All +1s are not created equally. Generally speaking I would rather give myself an additional option than take away an additional one from my opponent. This was the biggest draw for me to Shaddoll. Construct, Tsukuyomi, Trapeze Magician and Norden are all cards in the extra deck that work to give me extra cards, instead of just limited or taking away from my opponent When my friend James said that I could use his Minerva for the event, I was sold on the deck. It’s basically a rank 4 version of Dante that works to give me extra options instead of taking them away from my opponent.
Minerva also provided something I believe to be a necessary component of success; the ability to get lucky. If you think about it, making top cut at a tournament is not an average performance. Therefore you can’t perform at the average and reasonably expect to do well, since average isn’t doing well. This was one reason I really liked Burning Abyss in previous formats. Sure, you won’t always mill Graff or Cir. But sometimes you will. It gives you an additional chance to go beyond the average. Minerva does this, because while I won’t mill a Shaddoll or Clown every time, sometimes I just will and my ceiling is higher because of it. For what it’s worth, I think this is a big factor for why Infernoid went undefeated. Sure, he won’t always open Reasoning. But sometimes he just will. I’m a big proponent of building your deck to give yourself a chance at getting lucky.
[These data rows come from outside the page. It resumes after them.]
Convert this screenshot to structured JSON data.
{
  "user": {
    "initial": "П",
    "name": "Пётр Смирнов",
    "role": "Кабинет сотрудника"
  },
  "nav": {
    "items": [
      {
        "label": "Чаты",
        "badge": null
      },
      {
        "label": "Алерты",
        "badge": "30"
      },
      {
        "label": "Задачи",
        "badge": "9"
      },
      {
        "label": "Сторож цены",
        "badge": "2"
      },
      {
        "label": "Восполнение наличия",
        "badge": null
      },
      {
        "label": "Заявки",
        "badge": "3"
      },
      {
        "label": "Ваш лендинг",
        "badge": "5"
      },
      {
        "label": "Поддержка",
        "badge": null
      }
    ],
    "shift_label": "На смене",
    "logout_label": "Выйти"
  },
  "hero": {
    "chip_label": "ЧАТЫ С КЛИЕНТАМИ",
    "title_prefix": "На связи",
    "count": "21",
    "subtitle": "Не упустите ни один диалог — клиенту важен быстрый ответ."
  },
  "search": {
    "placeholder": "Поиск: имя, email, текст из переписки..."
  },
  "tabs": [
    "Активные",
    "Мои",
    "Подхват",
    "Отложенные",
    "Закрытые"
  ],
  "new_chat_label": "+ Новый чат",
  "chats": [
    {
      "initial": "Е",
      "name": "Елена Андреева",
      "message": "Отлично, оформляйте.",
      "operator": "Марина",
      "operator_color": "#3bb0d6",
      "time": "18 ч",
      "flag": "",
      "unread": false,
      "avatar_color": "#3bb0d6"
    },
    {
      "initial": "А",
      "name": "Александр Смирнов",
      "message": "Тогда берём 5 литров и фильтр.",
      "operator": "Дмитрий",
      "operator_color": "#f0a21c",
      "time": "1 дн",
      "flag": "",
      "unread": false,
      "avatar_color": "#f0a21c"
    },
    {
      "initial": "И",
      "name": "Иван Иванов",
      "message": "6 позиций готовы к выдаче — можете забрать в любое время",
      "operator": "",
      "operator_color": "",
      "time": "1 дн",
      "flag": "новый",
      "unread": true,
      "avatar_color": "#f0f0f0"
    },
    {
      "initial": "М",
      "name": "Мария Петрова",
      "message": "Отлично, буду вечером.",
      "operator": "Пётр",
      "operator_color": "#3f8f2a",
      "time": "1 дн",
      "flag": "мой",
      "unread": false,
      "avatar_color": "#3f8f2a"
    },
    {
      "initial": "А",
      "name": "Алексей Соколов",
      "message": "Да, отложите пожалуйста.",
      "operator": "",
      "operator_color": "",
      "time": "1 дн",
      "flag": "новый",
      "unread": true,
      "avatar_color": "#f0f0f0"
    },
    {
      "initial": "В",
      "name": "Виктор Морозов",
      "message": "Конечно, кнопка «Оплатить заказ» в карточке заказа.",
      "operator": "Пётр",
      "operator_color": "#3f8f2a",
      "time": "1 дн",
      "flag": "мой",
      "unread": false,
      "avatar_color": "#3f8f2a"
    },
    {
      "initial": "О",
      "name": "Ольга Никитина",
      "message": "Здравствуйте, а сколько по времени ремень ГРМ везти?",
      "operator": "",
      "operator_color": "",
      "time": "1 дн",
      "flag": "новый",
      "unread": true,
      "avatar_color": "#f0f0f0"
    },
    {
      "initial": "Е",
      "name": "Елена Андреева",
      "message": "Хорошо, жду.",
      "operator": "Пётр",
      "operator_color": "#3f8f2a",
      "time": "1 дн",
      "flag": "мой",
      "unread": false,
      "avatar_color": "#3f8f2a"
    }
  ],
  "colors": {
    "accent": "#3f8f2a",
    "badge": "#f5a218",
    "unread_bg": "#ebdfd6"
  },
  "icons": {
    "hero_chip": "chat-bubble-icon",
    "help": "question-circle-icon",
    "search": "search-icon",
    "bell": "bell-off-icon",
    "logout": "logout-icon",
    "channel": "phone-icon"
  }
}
Time constraints kept me from testing lots of new ideas, so I limited myself to deciding between Burning Abyss, Nekroz, and Shaddoll. I reasoned that all the decks I might play had some problems with them. Nekroz had to battle floodgates and the paradox of Trishula and Masquerade. Burning Abyss was a smaller deck than Nekroz and had to deal with a lot more Abyss Dwellers, while not having access to playing Norden themselves. Shaddolls had access to Norden, the ability to get lucky, a high ceiling, and a plethora of cards that gave me advantage instead of just taking it away from my opponent. All of these lead me to choosing to play Shaddoll for YCS Dallas. Next time we’ll take a look at some of the deckbuilding constraints I had to overcome in building the deck and take a look at the reasoning I used in an attempt to solve it. Until next time, play hard or go home!